From Cairo, we spent hours in the bus, journeying to the Sinai desert. The terrain of SinaiYesterday, those of us who were physically fit enough climbed Mt. Sinai. So far, and by far, (and no pun intended) that experience has been the high point of the trip. The time in Cairo was pure tourist stuff. The climb of Mt. Sinai was more of a spiritual pilgrimmage. (Of course, Biblical scholars are not entirely sure where Mt. Sinai is. The site we visited in the traditional site, with the Monastery of Saint Catherine at the base. The monastery dates to the 3rd century.)

I’ve ridden six centuries on my bicycle in the past three years. This climb up Mt. Sinai was much, much harder than riding a bicycle 100 miles.

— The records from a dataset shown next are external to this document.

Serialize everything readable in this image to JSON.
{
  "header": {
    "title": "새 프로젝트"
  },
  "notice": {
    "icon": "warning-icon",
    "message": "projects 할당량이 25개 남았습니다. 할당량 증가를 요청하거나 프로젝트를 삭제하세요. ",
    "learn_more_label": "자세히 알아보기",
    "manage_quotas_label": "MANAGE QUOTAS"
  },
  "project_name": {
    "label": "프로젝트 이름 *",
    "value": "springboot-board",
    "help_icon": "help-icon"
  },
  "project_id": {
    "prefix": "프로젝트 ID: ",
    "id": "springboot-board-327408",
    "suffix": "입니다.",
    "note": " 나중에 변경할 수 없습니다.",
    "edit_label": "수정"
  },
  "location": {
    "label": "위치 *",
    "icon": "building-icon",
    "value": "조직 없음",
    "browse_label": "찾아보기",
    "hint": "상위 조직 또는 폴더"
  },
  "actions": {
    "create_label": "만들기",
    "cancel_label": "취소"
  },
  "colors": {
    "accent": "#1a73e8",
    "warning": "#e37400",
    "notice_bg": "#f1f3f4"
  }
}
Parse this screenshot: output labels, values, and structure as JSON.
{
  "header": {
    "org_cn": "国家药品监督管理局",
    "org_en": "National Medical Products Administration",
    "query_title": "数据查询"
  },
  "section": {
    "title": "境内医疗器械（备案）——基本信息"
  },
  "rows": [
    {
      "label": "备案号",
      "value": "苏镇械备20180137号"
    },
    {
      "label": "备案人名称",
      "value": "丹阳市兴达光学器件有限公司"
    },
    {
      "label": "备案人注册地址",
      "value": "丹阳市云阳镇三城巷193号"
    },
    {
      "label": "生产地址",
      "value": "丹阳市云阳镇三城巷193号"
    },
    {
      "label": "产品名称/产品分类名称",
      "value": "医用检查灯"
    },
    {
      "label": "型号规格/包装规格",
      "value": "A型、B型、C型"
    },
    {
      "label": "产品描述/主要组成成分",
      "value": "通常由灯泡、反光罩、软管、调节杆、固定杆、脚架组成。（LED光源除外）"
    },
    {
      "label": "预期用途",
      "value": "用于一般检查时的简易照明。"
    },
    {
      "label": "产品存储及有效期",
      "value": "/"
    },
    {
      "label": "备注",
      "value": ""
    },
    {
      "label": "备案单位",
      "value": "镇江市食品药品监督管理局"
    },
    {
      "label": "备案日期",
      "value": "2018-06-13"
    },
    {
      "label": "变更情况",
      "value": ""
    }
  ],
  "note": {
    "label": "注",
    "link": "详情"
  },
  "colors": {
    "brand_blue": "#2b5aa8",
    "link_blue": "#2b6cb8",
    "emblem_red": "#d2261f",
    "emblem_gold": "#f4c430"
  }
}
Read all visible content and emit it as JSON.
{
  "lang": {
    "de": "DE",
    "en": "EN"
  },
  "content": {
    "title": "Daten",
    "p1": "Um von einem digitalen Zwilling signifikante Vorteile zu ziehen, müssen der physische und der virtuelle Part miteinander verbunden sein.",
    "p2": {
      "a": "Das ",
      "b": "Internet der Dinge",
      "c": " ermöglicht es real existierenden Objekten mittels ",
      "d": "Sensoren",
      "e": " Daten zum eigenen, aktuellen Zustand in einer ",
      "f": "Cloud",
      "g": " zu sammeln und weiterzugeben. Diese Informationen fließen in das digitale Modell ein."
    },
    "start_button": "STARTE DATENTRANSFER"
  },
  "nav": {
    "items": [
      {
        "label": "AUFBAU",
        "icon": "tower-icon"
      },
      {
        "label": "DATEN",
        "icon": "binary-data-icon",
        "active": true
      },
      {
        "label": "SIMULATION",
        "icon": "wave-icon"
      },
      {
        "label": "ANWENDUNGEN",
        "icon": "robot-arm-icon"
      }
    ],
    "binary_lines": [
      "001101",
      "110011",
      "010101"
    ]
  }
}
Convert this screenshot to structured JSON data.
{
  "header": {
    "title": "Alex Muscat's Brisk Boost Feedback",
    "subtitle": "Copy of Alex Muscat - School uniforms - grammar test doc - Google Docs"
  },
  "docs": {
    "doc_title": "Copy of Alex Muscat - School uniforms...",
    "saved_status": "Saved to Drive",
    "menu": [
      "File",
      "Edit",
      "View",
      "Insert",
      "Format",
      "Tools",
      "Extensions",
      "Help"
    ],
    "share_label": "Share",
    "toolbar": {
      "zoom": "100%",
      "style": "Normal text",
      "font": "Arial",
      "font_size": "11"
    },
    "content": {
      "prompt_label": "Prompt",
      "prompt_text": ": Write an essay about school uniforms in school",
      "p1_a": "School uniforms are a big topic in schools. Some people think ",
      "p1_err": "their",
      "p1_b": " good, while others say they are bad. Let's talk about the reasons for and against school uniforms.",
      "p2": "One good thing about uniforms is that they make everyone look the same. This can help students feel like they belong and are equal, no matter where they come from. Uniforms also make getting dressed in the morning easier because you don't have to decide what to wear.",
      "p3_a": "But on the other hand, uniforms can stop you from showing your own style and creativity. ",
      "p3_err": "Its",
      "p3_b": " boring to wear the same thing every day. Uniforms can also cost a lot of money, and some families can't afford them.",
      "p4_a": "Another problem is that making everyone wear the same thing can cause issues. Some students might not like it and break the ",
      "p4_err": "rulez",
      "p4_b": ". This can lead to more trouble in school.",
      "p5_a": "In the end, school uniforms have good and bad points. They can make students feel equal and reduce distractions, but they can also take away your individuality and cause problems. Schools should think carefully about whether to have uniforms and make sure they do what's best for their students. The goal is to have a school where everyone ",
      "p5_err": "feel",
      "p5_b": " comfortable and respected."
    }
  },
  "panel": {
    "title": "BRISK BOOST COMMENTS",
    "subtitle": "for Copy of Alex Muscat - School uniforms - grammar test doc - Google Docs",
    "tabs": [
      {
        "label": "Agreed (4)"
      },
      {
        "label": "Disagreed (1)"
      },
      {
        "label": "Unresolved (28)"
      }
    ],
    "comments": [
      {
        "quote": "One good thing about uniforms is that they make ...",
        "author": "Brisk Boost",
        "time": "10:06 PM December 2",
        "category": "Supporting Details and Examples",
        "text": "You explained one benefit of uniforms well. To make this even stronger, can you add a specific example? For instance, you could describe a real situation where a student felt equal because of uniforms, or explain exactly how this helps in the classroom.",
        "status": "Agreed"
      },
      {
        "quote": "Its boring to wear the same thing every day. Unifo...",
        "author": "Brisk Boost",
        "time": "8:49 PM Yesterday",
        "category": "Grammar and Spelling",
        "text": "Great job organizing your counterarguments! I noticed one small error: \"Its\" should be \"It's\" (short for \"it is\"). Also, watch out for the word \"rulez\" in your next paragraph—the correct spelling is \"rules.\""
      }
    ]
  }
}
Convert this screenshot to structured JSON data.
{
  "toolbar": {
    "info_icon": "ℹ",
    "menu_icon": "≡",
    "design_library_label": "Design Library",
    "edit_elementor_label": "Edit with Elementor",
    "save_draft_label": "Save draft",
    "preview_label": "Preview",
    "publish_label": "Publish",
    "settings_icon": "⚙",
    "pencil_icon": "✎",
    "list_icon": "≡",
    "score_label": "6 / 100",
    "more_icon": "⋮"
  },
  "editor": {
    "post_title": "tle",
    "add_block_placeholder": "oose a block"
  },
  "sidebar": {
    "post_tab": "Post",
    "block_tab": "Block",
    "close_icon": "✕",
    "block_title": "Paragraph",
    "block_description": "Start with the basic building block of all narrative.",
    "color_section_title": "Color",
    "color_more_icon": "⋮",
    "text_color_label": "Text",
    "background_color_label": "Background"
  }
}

But what a moving experience to see the geography that is so important to the Old Testament stories and, at the top, to sit for a long time in silence, looking, listening.

The two important stories of Mt. Sinai are of Moses receiving the law from God (check out Exodus, especially beginning with chapter 19), and of Elijah fleeing to the mountain when Queen Jezebel wanted to kill him (check out I Kings 19 — Mt. Horeb is the same as Mt. Sinai). Yesterday, a professor from Southern Seminary read I Kings 19 andOn top of Mount Sinai paused for a loooooooong time after verse 12, giving us lots of time to listen for what Elijah might have heard.

I have never heard such silence. “A sound of sheer silence.” In that is God. (How can we possibly hear God, with all the noise in our daily lives?) And the geography is impossible to describe.

Overwhelmed by what our eyes were seeing, and by the experience of God’s presence in the silence of the desert mountain, one of the pastors on the trip said, “I owe God an apology. For years, I’ve been using words, telling people what God is like.” I said, “It’s like we try to make God small enough to fit our words.”

I hope you continue to follow my itinerary, and continue to pray for me on this pilgrimmage.


About Pastor Andy Ballentine

Pastor Andy Ballentine loves being a parish pastor! Pastor Ballentine took his BA degree from the University of Virginia (with a major in sociology) and earned the Master of Divinity degree at the Lutheran School of Theology at Chicago. He earned the Master of Sacred Theology degree at the Lutheran Theological Seminary at Philadelphia, with the thesis topic of: "How Benedictine Monastic Spirituality Nourishes Parish Ministry." He has completed the program of Spiritual Direction from the Shalem Institute for Spiritual Formation. In the Virginia Synod, Pastor Ballentine has served as Dean of the Peninsula Conference and as chaplain to the candidates in the Virginia Synod’s Candidacy process (those on the way to being approved for ordained and professional ministries in the church). He has staffed many, many Virginia Synod youth events!